Prior to the Labour Party’s ‘Care for the NHS’ campaign, I felt incredibly optimistic about how we could engage and captivate the general public on what is a highly salient issue, and over the course of the day itself, I was inundated with encouraging updates and accounts from activists and MPs.

More and more people are not only becoming increasingly defensive of the NHS, but scared of what it might succumb to under the current Conservative government. We are suffering from longer waiting times with A&Es at breaking point and hospitals devastatingly understaffed. Moreover, the Junior Doctors’ strike action received an unusually positive response from the British public and it is evident that the pressures on mental health services across the country is resulting in one of the biggest public health crises in a generation. 

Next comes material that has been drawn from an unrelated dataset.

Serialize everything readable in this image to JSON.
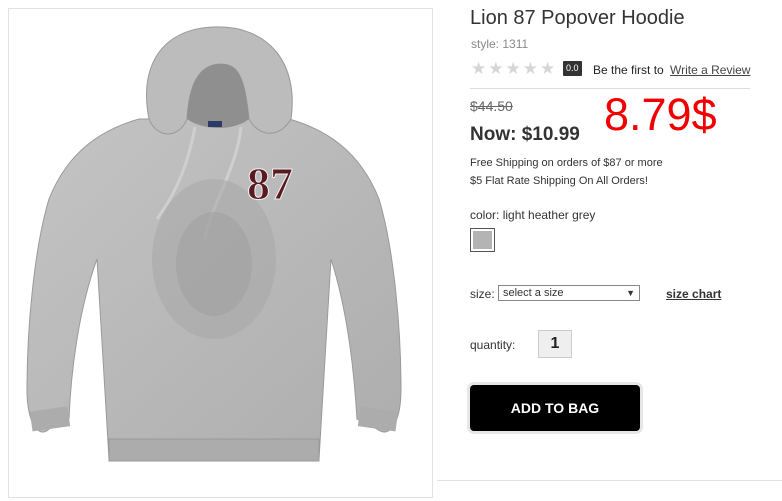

It was wholly right for Jeremy Corbyn and Labour to propose this day of action and stand up for what the Labour government of 1945 created. Going into communities across Britain in the extensive way that Labour did to campaign on this issue was a wise political move and a fantastic cause to rally behind, and encapsulates many of the positives of Corbyn’s tenure. Days of action sprouting up all over the country will have undoubtedly got their message across to people nationwide.

Jeremy Corbyn launched a huge campaign and no one noticed

However, this action was barely covered by the mainstream media. In fact, it was reported that The Guardian, The Huffington Post and The Morning Star were the only outlets to actually cover the launch event. Admittedly, in the ever chaotic world that is 2016, something was bound to supersede its importance and newsworthiness on the day. But even taking this into consideration, the amount of airtime it got in the national press was pitiful. As someone fully supportive of Jeremy Corbyn’s leadership, I believe it essential to critically analyse why this was.

The first issue here is a potential media bias. In this case, the proof is in the pudding. All one has to do is look at the comprehensive and detailed study illustrating that a systemic media bias exists and purposely targets Jeremy Corbyn’s Labour to realise that this deafening silence is no surprise. For much of the press, Labour going into communities to passionately defend a national institution that is coming under ever increasing threat by private interests is something that should be downplayed as much as possible.

Sadly, it would be disingenuous of me to say that this paints the whole picture. As much as it pains me to say, the Labour Party’s political communication strategy, especially within the mainstream media, is verging on non-existent. A strategy revolving around social media, a reliance on new media outlets or occasionally sympathetic centre-left columns can sometimes be enough. On a day as important as the NHS day of action was billed up to be – it’s not.

For people who weren’t in a town centre and felt like having a chat (as a former face to face fundraiser I can attest they are few and far between at times) or on Twitter – the message was largely absent. Despite the surge in popularity of alternative media, the vast majority of the country still engages with the mainstream media. While their monopoly on news distribution remains disappointingly steady, Jeremy Corbyn and the Labour Party must play their game.

Corbyn’s populist message and the policy platform he advocates for the Labour Party can bring electoral success. Despite this, without reaching out to the wider populace via a streetwise and imposing media strategy that emphasises the necessity of days like Care for the NHS, the Labour Party will not be able to reap the indispensable rewards of these vital campaigning efforts.